"Keep interested in your own career, however humble; it is a real possession in the changing fortune of time."
It continues to be heartening to me, that at the end of the day, the work I currently and have done, much of my working life; is of service to humanity. This despite the fact, that it isn't necessarily my "dream job." Though I continue to extend gestures to the universe with respect to my passion for writing; there is no guarantee, that it will ever support me financially; and therefore, I continue to work in a residential care/rehabilitation facility.
The work itself certainly has its rewards, while at the same time, the politics and workplace dynamics can be exasperating. No question it can also can be physically and emotionally demanding work. Certainly I feel the "writing on the wall," with respect for the need, to consider switching it up.
Still while I am able, it most definitely something to be grateful for. Just yesterday, I was ordering lunch at a Tim Horton's outlet, the young fellow serving me, asked me about my plans for the rest of the day. I told him I was waiting for my motorcycle (in for some warranty work) and then would ride into town and get ready for work. When he asked me what I do, I replied, as noted above. His response was, "you must be a very caring person."

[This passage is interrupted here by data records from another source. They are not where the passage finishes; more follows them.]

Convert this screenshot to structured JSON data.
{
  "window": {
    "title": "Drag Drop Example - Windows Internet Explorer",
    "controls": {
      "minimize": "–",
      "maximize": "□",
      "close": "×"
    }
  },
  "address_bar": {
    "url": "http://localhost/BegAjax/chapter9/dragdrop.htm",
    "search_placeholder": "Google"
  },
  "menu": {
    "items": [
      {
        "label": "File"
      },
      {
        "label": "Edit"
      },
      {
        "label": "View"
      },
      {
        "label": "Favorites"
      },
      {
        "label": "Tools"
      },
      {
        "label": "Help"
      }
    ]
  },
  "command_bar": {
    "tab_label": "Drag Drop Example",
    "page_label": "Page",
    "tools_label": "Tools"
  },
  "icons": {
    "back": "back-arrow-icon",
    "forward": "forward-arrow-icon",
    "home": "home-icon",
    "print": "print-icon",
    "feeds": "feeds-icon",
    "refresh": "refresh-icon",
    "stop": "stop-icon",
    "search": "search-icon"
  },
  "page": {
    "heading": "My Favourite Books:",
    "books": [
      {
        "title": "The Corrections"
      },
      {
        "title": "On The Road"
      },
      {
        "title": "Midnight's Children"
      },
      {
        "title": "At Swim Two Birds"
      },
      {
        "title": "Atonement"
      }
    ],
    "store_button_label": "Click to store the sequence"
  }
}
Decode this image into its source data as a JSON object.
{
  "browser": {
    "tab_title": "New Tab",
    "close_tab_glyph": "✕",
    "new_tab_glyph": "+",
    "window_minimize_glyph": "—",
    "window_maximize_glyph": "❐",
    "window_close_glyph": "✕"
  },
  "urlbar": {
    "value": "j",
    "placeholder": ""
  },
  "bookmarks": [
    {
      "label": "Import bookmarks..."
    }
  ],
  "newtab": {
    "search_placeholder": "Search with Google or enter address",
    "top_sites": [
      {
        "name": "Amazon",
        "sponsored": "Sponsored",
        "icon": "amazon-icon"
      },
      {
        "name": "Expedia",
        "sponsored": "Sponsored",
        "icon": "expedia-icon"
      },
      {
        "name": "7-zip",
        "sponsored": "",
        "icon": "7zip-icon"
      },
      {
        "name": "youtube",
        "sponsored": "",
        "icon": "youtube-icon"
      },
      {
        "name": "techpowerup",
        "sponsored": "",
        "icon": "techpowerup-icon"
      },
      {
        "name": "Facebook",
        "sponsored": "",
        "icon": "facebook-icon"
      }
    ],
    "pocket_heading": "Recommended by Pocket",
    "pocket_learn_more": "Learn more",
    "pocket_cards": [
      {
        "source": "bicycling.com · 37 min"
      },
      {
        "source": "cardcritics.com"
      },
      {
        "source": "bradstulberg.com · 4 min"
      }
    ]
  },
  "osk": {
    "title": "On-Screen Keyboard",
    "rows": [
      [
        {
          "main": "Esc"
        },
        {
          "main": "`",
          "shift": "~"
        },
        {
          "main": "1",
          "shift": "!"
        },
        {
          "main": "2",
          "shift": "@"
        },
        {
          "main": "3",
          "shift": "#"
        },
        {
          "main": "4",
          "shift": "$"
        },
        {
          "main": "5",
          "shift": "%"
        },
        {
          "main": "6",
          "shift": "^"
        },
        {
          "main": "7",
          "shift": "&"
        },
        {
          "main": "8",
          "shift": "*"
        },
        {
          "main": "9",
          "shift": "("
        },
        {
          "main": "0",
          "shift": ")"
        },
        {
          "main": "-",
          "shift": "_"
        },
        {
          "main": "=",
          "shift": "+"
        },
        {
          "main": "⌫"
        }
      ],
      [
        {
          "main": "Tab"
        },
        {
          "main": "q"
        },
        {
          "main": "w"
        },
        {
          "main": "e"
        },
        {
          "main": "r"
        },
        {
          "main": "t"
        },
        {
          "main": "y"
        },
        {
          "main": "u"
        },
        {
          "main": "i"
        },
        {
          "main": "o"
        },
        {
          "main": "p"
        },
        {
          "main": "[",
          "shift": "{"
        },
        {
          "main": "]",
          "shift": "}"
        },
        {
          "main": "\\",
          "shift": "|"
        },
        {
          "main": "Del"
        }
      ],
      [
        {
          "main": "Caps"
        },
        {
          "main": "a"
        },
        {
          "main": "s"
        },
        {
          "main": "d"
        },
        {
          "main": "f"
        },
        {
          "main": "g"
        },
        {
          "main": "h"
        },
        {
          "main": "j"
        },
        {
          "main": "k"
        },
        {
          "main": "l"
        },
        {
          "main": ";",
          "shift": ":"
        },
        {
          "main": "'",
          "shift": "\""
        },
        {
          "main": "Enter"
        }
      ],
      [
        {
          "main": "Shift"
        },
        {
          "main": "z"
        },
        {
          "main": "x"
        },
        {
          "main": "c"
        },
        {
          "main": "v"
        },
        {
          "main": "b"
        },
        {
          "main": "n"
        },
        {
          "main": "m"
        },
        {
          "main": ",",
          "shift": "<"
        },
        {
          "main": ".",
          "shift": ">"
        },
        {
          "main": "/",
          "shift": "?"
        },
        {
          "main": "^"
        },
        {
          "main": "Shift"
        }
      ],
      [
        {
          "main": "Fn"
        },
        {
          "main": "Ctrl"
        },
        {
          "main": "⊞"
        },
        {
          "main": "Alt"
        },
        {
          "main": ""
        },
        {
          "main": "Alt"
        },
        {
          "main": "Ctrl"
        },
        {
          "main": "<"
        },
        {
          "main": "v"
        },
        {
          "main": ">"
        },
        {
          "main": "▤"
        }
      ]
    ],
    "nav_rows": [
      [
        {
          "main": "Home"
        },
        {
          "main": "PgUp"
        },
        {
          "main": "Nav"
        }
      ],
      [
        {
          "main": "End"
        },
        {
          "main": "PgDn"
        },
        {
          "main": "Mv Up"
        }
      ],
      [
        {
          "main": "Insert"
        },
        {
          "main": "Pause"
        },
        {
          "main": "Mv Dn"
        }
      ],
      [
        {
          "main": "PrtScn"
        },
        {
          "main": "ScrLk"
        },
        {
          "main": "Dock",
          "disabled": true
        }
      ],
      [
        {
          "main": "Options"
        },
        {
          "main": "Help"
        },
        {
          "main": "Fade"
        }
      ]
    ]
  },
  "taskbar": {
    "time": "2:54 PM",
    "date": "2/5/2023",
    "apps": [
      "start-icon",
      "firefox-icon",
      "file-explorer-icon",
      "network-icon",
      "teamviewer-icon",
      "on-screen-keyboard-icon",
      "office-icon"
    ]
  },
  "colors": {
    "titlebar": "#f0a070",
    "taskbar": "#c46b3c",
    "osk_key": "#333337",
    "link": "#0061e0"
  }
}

I was momentarily taken a back; touched and then from that not so loving place within, I hear, "not necessarily!" I of course thanked him for his kind reflection. I walked away aware, I do care about people, I want everyone to realize their potentials and to be treated with compassion and respect. It was however, flabbergasting to have someone so opening point that out to me.
The last three evening I was booked to cover these "work-load" short shifts (4hrs.) - meaning I was "extra staffing" above and beyond the normal numbers. My soul task (pun intended) was to go around and encourage those that were assessed as being safe to do so, to get in some "extra" walking. They are not "allowed" to walk on their own (recovering from injury/surgery) - they may not be entirely stable on their feet, so it is a safety precaution, but still, it riles me to consider such a impingement on one's freedom.
Imagine being so immobilized, that you look forward to someone coming to walk with you, for 15-20min. so you can get up from the chair you've been in - all day!!
I walked with one gentleman that is recovering from a stroke. As we were walking he exclaims to me, "I'm one of the lucky ones" (just so we're clear, recall I said he is recovering from a "STROKE"). He goes on to say, "from my time in the general hospital, I'm aware through my experience, of how each and every effort (no matter how small) has contributed to my recovery." "After the stroke I couldn't walk or talk, I'm where I am now, as a direct result of all that previous work and those that, have walked with me."
Again I'm rendered near speechless. What I do, is not glamorous work, not particularly lucrative, doesn't involve an fame or prestige - it is, certainly not without its blessings.
There have been times and places in my life when I believed I served no useful purpose to anyone (let alone myself) - to be of service, I now see, as such a privilege; and a gift whereby, I never seem to feel as though, I'm not getting far more, than I'm offering.
Whatever the work you do - if you're miserable, do consider how you can make the change. In the meantime, chances are you are providing some form of service to someone. And often there's no telling what a difference that is making in their day.
Thank you for being of service.